The "you do, we do, I do strategy" gives students an opportunity to engage in productive struggle throughout the school year and across subjects. Students become self-driven learners who can make their own connections between classroom content. As a teacher, I want to move beyond lecturing to facilitate learning and give my students challenges that strengthen their ability to persevere. I want students to leave my classroom with the skills they need to succeed and a passion and curiosity for new information. Use this strategy to keep students actively engaged, intrinsically motivated, and ready for the future beyond your classroom.
Source: ASCD Express, Vol. 14, No. 11 - Katie J. Waddell is a 2nd grade teacher at Edinboro Elementary School in northwestern Pennsylvania.
Rapid Release of Responsibility: You Do, We Do, I Do
Rethinking the Gradual Release of Responsibility ModelClick/Tap to View
Does “I do—we do—you do” ring a bell?
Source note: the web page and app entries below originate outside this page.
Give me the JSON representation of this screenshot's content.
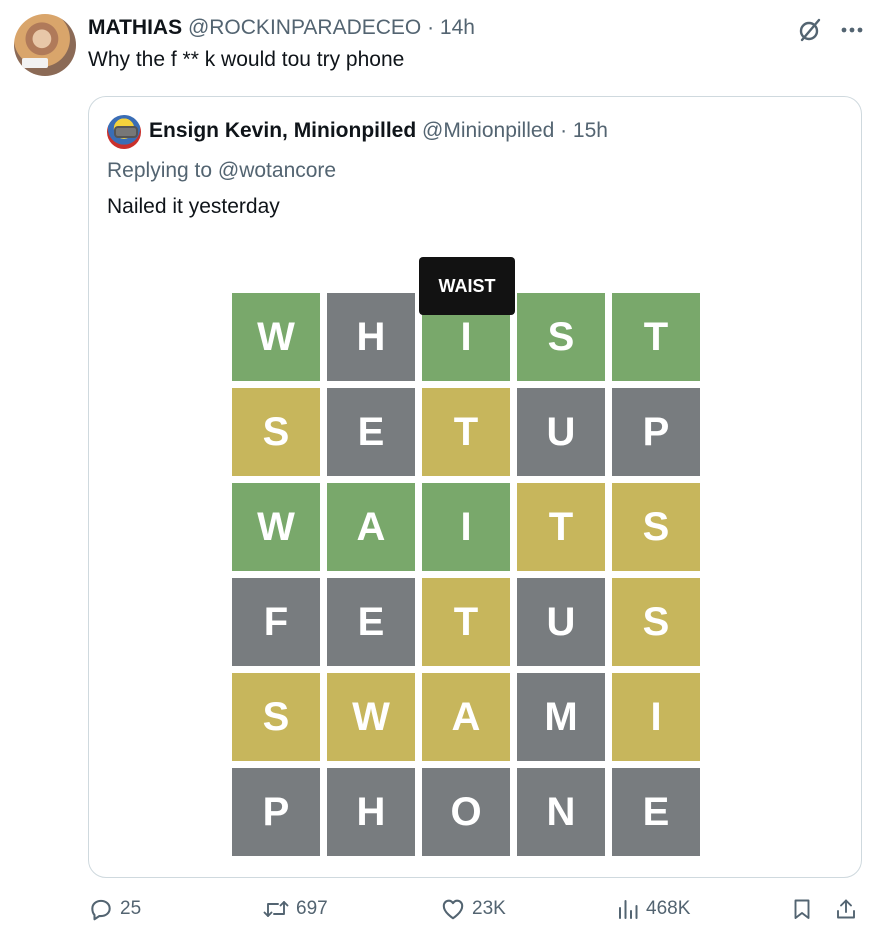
{
  "tweet": {
    "author_name": "MATHIAS",
    "author_handle": "@ROCKINPARADECEO",
    "time": "· 14h",
    "text": "Why the f ** k would tou try phone"
  },
  "quote": {
    "author_name": "Ensign Kevin, Minionpilled",
    "author_handle": "@Minionpilled",
    "time": "· 15h",
    "replying_to": "Replying to @wotancore",
    "text": "Nailed it yesterday",
    "tooltip": "WAIST",
    "wordle": {
      "rows": [
        {
          "letters": [
            "W",
            "H",
            "I",
            "S",
            "T"
          ],
          "states": [
            "g",
            "x",
            "g",
            "g",
            "g"
          ]
        },
        {
          "letters": [
            "S",
            "E",
            "T",
            "U",
            "P"
          ],
          "states": [
            "y",
            "x",
            "y",
            "x",
            "x"
          ]
        },
        {
          "letters": [
            "W",
            "A",
            "I",
            "T",
            "S"
          ],
          "states": [
            "g",
            "g",
            "g",
            "y",
            "y"
          ]
        },
        {
          "letters": [
            "F",
            "E",
            "T",
            "U",
            "S"
          ],
          "states": [
            "x",
            "x",
            "y",
            "x",
            "y"
          ]
        },
        {
          "letters": [
            "S",
            "W",
            "A",
            "M",
            "I"
          ],
          "states": [
            "y",
            "y",
            "y",
            "x",
            "y"
          ]
        },
        {
          "letters": [
            "P",
            "H",
            "O",
            "N",
            "E"
          ],
          "states": [
            "x",
            "x",
            "x",
            "x",
            "x"
          ]
        }
      ],
      "colors": {
        "green": "#79a86b",
        "yellow": "#c7b65c",
        "gray": "#787c7f"
      }
    }
  },
  "actions": {
    "replies": "25",
    "retweets": "697",
    "likes": "23K",
    "views": "468K"
  },
  "icons": {
    "grok": "grok-slash-icon",
    "more": "more-icon",
    "reply": "reply-icon",
    "retweet": "retweet-icon",
    "like": "heart-icon",
    "views": "views-icon",
    "bookmark": "bookmark-icon",
    "share": "share-icon"
  }
}
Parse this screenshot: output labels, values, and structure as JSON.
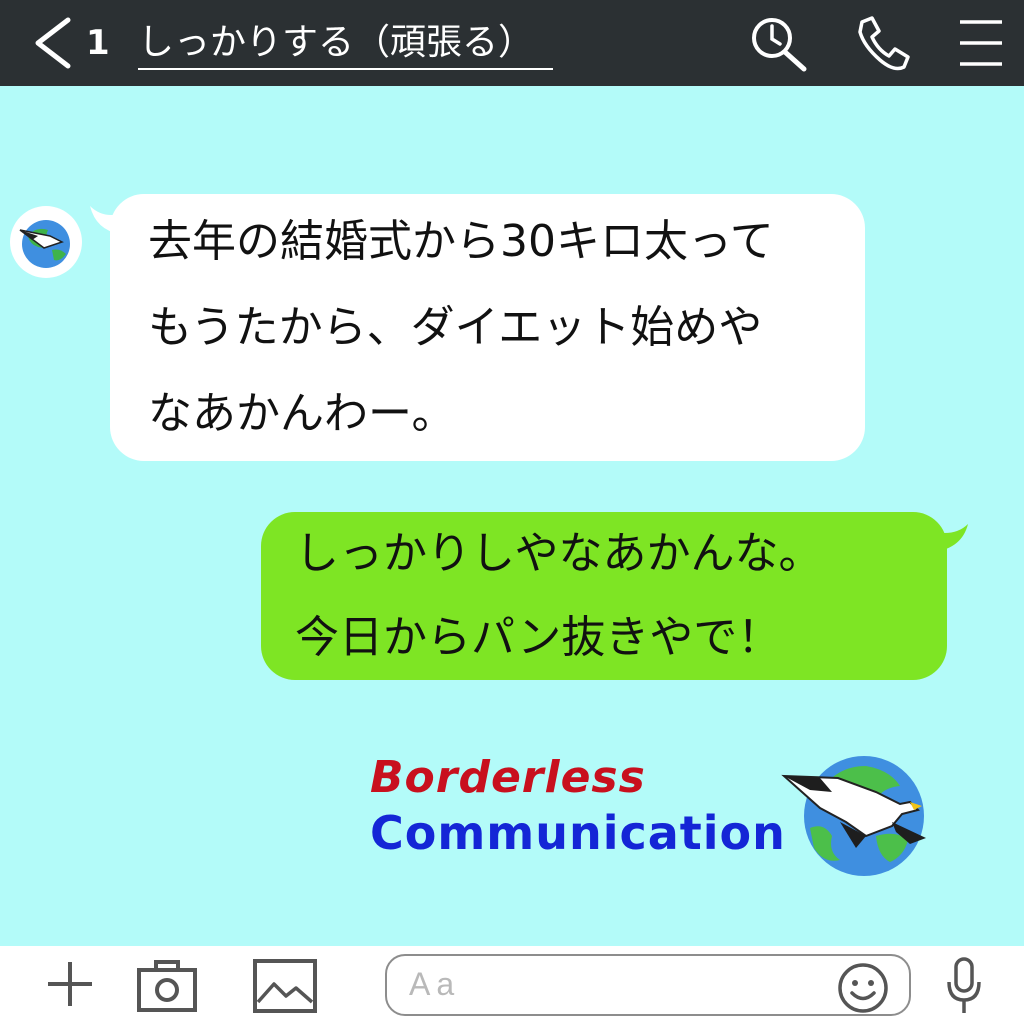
{
  "header": {
    "unread_count": "1",
    "title": "しっかりする（頑張る）"
  },
  "messages": [
    {
      "direction": "incoming",
      "lines": [
        "去年の結婚式から30キロ太って",
        "もうたから、ダイエット始めや",
        "なあかんわー。"
      ]
    },
    {
      "direction": "outgoing",
      "lines": [
        "しっかりしやなあかんな。",
        "今日からパン抜きやで！"
      ]
    }
  ],
  "brand": {
    "line1": "Borderless",
    "line2": "Communication"
  },
  "input": {
    "placeholder": "Aa"
  },
  "icons": {
    "header": [
      "chevron-left-icon",
      "search-icon",
      "phone-icon",
      "menu-icon"
    ],
    "bottom": [
      "plus-icon",
      "camera-icon",
      "image-icon",
      "emoji-icon",
      "microphone-icon"
    ]
  },
  "colors": {
    "header_bg": "#2b3033",
    "chat_bg": "#b3fbf9",
    "incoming_bubble": "#ffffff",
    "outgoing_bubble": "#7ee524",
    "brand_red": "#c8101e",
    "brand_blue": "#1426d6"
  }
}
Well of course it does. Better known as the gradual release of responsibility, this model of teaching ensures that students have the right tools and thinking before attempting problems on their own. This post focuses on enhancing this model by doing one simple thing: reversing the order. Click here for a helpful diagram that shows the relationship between teacher and student responsibility.
Start the lesson by giving your students a task and see what they can do with it. Not just any task but a worthwhile task. In addition to the 10 principles laid out by Dan Meyer for engaging math tasks, I would add a few as well:
Provide multiple entry points
Allow for varied solution paths
Focus on process, not necessarily the answer
These types of rich tasks allow students to play around with mathematical ideas and use the math tools they currently have in their tool chest.
After students have had an opportunity to work independently and have probably run into some roadblocks, they need time to work with their peers. One of the best collaborative structures I have seen is called complex instruction. There are four components to complex instruction:
I won’t go through each of the four components in this post, but you can find additional resources from Jo Boaler and NRICH. One of my favorite components is the multidimensionality of the classroom environment. For instance, I asked 220 secondary students in my district, “What does it take to be successful in math?” and the top-three answers were not surprising:
Do all your homework
Pay attention to the teacher
The same question was asked of a group of students who were engaged in complex instruction. They answered:
Asking good questions
The implications of each list are what are valued in the classroom. The second list had a breadth of dimensions on how students learned mathematics and how students were given opportunities to represent their thinking.
Now your students are ready to listen to you. You have given them a need for your direct instruction, and you have a ton of data to pull together to make a rich learning experience for your students. For example, some of the data you now have are the following:
Students’ questions and inquiries
Students’ representations and processes
Students’ misunderstandings and understandings
Students’ responses to your questions
In my next post, I will give concrete examples of what this entire process could look like in your classroom.
Source: National Council of Teachers of Mathematics